And why shouldn’t it be? It’s rush hour, after all, and we’ve packed ourselves in, a random sampling of Midwestern commuters.
Women seasonally ensconced in mobile sleeping bags?
Teenagers wearing giant panda heads for hats?
Random dudes of all ages dressed, so help me, in shorts and windbreakers?
Anecdotal evidence would lead one to believe that bus ridership goes up in the winter – or perhaps it’s just that we all appear to be so much bigger, what with our overstuffed coats and our giant panda headgear; and so I am relieved to have a window seat.
I am staring straight ahead when they get on at the Light Rail stop.
There has been damage, somewhere along the line, to this couple. Not born to it, perhaps, but acquired during a car accident, maybe. I imagine that the world appears to them as if it is underwater, or possibly as if viewed through a mist. They move slowly, looking for seats together.
There haven’t been two open seats next to each other for at least five blocks.
The man across the aisle from me stands, calling “Back door!” and exits. Through experience, I know his stop is not for another two blocks, but I’ve seen this before. He’s making room.
The man who had been seated next to him stands, moves toward the exit. “I need to stretch,” he says to the couple.
They move to the seats. “Affa you,” the man says. The woman smiles. She sits, proclaims, “I’m hungry!”

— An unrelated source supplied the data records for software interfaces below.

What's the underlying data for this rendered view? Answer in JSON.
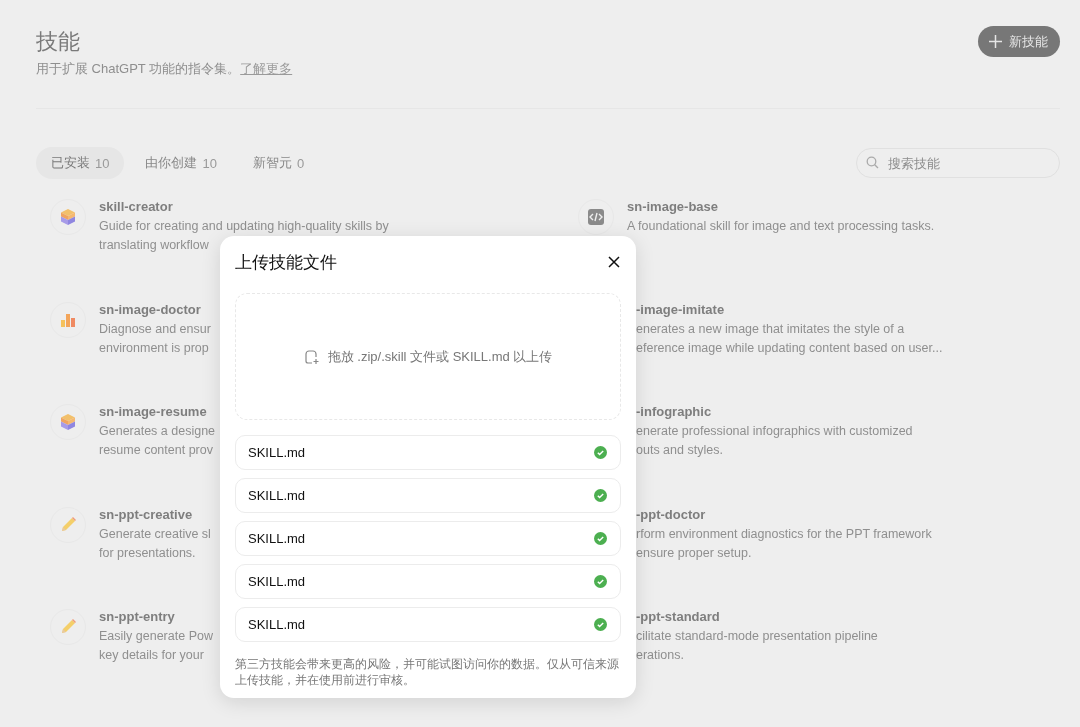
{
  "page": {
    "title": "技能",
    "subtitle": "用于扩展 ChatGPT 功能的指令集。",
    "learn_more": "了解更多",
    "new_button": "新技能"
  },
  "tabs": [
    {
      "label": "已安装",
      "count": "10",
      "selected": true
    },
    {
      "label": "由你创建",
      "count": "10",
      "selected": false
    },
    {
      "label": "新智元",
      "count": "0",
      "selected": false
    }
  ],
  "search": {
    "placeholder": "搜索技能"
  },
  "skills_left": [
    {
      "kind": "cube",
      "name": "skill-creator",
      "lines": [
        "Guide for creating and updating high-quality skills by",
        "translating workflow"
      ]
    },
    {
      "kind": "chart",
      "name": "sn-image-doctor",
      "lines": [
        "Diagnose and ensur",
        "environment is prop"
      ]
    },
    {
      "kind": "cube",
      "name": "sn-image-resume",
      "lines": [
        "Generates a designe",
        "resume content prov"
      ]
    },
    {
      "kind": "pencil",
      "name": "sn-ppt-creative",
      "lines": [
        "Generate creative sl",
        "for presentations."
      ]
    },
    {
      "kind": "pencil",
      "name": "sn-ppt-entry",
      "lines": [
        "Easily generate Pow",
        "key details for your"
      ]
    }
  ],
  "skills_right": [
    {
      "kind": "code",
      "name": "sn-image-base",
      "lines": [
        "A foundational skill for image and text processing tasks."
      ]
    },
    {
      "kind": "covered",
      "name": "-image-imitate",
      "lines": [
        "enerates a new image that imitates the style of a",
        "eference image while updating content based on user..."
      ]
    },
    {
      "kind": "covered",
      "name": "-infographic",
      "lines": [
        "enerate professional infographics with customized",
        "outs and styles."
      ]
    },
    {
      "kind": "covered",
      "name": "-ppt-doctor",
      "lines": [
        "rform environment diagnostics for the PPT framework",
        "ensure proper setup."
      ]
    },
    {
      "kind": "covered",
      "name": "-ppt-standard",
      "lines": [
        "cilitate standard-mode presentation pipeline",
        "erations."
      ]
    }
  ],
  "dialog": {
    "title": "上传技能文件",
    "dropzone": "拖放 .zip/.skill 文件或 SKILL.md 以上传",
    "files": [
      {
        "name": "SKILL.md",
        "done": true
      },
      {
        "name": "SKILL.md",
        "done": true
      },
      {
        "name": "SKILL.md",
        "done": true
      },
      {
        "name": "SKILL.md",
        "done": true
      },
      {
        "name": "SKILL.md",
        "done": true
      }
    ],
    "warning": "第三方技能会带来更高的风险，并可能试图访问你的数据。仅从可信来源上传技能，并在使用前进行审核。"
  }
}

They both laugh.
And I smile and use a finger to draw a smiley face on the fogged window next to me.